ASSIGNED TASK: Where does "Create" appear in the data? Return each line that holds it.
=== Section Start ===
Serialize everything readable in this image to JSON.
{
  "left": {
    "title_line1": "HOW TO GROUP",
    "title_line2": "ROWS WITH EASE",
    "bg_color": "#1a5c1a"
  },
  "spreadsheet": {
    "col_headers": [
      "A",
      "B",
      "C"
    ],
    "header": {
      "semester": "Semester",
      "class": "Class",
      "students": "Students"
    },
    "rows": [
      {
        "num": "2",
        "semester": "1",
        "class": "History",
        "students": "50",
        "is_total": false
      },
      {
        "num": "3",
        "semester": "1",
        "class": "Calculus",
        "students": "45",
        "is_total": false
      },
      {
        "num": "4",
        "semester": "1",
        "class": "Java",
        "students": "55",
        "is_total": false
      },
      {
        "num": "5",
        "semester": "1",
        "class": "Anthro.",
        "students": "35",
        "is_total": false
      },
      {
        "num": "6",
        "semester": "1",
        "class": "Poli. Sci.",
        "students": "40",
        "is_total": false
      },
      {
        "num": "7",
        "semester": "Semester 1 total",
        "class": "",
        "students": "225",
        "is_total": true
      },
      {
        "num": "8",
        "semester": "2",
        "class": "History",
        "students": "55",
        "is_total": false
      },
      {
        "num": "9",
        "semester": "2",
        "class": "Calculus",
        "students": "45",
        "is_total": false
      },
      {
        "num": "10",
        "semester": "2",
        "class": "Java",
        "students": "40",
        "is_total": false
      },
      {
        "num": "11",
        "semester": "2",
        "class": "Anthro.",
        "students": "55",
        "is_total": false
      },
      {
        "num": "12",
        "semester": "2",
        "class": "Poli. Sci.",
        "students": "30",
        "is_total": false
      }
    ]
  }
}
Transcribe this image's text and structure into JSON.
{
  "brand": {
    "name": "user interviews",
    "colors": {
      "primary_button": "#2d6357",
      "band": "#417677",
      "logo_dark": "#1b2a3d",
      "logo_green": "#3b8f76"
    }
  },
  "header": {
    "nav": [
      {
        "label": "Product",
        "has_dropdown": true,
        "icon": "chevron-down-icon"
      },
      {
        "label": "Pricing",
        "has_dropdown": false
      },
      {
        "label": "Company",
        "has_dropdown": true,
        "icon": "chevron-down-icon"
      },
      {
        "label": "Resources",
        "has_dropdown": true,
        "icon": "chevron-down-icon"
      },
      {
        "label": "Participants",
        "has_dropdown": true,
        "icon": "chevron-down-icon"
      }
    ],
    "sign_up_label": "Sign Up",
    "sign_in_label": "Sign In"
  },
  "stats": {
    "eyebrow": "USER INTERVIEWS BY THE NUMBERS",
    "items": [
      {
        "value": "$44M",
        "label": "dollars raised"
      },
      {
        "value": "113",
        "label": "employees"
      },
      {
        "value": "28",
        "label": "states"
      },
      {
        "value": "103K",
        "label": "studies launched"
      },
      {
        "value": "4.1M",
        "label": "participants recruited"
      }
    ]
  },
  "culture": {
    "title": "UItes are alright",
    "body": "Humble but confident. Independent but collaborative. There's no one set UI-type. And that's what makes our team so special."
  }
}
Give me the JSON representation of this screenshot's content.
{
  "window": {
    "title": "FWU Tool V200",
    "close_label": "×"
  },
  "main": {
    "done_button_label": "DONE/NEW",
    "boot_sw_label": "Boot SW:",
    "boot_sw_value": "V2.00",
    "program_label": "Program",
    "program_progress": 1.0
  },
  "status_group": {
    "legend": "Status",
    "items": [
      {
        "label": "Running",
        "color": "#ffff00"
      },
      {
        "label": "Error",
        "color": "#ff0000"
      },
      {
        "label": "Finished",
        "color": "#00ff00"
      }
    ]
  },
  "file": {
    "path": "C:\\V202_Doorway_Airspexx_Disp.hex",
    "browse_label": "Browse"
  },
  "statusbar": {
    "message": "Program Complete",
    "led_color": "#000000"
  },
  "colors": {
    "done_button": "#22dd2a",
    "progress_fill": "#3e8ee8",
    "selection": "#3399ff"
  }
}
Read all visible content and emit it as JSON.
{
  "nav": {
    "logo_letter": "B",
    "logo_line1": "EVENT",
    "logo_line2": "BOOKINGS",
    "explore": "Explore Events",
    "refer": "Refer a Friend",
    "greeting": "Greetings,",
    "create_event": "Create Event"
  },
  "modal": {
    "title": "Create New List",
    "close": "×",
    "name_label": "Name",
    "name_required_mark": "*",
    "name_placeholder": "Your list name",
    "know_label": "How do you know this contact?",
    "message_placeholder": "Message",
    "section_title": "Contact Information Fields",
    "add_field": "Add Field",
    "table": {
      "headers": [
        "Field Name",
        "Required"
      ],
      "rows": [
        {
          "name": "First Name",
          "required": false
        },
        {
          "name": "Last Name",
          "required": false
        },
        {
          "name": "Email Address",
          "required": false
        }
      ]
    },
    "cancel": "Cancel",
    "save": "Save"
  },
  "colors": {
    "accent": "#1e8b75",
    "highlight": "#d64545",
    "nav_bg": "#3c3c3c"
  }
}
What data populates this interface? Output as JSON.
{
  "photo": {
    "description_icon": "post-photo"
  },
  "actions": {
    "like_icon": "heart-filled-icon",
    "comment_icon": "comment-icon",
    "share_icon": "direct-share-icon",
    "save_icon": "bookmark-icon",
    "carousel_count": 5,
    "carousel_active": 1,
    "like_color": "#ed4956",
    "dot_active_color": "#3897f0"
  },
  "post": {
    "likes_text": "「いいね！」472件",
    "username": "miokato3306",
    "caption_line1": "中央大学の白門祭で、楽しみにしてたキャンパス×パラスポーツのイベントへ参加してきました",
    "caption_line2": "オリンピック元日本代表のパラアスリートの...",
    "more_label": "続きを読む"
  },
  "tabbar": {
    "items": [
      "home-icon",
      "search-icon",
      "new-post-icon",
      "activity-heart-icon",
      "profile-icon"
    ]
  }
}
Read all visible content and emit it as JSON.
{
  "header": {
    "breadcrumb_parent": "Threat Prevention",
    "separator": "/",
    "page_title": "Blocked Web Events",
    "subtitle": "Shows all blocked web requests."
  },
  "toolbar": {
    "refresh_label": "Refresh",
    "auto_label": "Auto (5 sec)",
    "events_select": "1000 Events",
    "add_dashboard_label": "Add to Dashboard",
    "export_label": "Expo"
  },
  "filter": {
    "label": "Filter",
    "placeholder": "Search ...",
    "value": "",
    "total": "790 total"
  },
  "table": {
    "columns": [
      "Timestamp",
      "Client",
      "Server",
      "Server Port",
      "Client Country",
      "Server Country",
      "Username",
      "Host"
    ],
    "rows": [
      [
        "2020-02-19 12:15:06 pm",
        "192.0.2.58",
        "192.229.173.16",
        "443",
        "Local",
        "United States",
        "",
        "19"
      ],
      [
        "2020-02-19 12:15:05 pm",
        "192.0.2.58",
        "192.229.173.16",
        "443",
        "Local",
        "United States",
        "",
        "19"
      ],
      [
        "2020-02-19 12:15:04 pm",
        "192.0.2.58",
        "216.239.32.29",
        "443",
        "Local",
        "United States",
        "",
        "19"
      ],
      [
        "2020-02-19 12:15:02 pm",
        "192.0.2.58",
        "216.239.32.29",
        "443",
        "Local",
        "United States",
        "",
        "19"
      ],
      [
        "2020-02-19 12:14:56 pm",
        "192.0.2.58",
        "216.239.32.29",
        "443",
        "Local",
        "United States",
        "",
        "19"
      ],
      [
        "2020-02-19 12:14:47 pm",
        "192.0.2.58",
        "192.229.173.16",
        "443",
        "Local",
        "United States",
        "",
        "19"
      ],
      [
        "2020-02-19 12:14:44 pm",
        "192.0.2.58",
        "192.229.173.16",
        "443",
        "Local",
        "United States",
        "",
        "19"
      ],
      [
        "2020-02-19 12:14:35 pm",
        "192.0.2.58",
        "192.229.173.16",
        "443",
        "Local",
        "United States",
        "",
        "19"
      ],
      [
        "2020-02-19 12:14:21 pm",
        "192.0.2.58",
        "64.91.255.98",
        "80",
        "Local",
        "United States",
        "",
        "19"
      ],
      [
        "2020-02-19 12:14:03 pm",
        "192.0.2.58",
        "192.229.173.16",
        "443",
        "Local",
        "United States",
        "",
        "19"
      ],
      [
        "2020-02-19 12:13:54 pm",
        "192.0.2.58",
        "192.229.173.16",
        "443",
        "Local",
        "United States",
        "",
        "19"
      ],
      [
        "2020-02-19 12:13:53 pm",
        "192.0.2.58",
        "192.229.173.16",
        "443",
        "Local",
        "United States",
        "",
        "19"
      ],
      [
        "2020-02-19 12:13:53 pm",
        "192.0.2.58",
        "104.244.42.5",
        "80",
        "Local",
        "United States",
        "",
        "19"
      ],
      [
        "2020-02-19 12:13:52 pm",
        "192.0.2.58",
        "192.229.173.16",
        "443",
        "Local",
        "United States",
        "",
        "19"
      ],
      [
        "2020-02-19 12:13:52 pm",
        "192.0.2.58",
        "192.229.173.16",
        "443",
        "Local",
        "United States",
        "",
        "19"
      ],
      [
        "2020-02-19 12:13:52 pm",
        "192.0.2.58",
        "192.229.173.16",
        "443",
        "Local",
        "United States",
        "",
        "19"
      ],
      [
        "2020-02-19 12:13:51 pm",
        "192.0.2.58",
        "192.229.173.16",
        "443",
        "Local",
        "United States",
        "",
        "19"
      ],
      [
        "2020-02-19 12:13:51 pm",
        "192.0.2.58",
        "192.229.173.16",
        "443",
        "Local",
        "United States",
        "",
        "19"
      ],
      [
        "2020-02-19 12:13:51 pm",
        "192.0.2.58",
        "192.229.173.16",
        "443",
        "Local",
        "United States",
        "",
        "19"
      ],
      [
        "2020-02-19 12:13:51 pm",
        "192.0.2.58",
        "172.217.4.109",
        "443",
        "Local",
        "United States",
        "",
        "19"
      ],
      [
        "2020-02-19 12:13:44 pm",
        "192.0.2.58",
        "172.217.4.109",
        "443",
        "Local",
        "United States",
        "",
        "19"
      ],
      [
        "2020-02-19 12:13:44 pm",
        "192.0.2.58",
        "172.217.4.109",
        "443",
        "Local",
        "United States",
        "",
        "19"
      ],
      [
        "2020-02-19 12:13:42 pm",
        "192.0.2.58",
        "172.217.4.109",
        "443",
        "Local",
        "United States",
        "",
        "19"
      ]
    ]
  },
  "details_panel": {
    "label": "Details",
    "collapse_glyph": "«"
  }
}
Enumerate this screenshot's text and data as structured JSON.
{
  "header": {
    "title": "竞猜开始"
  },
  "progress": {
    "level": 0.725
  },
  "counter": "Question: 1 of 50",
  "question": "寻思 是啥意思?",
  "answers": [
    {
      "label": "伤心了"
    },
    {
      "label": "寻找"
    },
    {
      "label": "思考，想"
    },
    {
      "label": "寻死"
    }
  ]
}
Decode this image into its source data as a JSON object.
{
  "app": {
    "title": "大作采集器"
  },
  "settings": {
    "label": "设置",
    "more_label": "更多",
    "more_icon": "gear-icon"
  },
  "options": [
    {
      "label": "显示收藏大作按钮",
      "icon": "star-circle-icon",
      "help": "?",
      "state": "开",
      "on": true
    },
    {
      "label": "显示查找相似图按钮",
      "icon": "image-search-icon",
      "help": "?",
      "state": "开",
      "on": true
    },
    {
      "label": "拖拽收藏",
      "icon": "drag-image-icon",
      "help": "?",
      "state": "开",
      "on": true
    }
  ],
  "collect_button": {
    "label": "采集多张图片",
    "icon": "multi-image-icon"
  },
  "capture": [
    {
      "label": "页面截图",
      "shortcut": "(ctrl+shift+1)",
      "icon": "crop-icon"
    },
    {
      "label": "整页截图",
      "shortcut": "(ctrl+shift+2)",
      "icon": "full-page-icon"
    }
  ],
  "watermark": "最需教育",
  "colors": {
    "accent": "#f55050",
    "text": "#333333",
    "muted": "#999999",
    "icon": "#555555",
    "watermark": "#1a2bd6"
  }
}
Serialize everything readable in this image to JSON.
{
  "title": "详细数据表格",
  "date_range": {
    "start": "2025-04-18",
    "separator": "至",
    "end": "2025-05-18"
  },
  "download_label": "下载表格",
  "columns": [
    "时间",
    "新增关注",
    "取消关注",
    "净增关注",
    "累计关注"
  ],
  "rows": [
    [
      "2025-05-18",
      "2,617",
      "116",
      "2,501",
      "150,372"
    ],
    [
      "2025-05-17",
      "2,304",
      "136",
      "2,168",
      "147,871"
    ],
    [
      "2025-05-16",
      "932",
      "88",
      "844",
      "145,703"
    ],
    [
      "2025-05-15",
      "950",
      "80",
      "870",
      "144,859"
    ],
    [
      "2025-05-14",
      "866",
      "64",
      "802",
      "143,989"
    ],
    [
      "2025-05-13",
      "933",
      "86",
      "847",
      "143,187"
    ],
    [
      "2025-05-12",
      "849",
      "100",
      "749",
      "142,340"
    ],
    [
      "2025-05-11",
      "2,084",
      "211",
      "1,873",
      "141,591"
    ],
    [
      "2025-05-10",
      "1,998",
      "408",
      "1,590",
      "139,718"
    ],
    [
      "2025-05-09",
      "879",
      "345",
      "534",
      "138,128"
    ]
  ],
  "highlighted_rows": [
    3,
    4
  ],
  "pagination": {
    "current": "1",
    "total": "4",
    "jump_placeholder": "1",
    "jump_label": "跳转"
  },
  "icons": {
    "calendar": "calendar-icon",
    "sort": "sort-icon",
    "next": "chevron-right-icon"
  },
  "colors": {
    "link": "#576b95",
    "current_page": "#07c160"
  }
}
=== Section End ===
SOLUTION FOR THIS PROBLEM:
    "create_event": "Create Event"
    "title": "Create New List",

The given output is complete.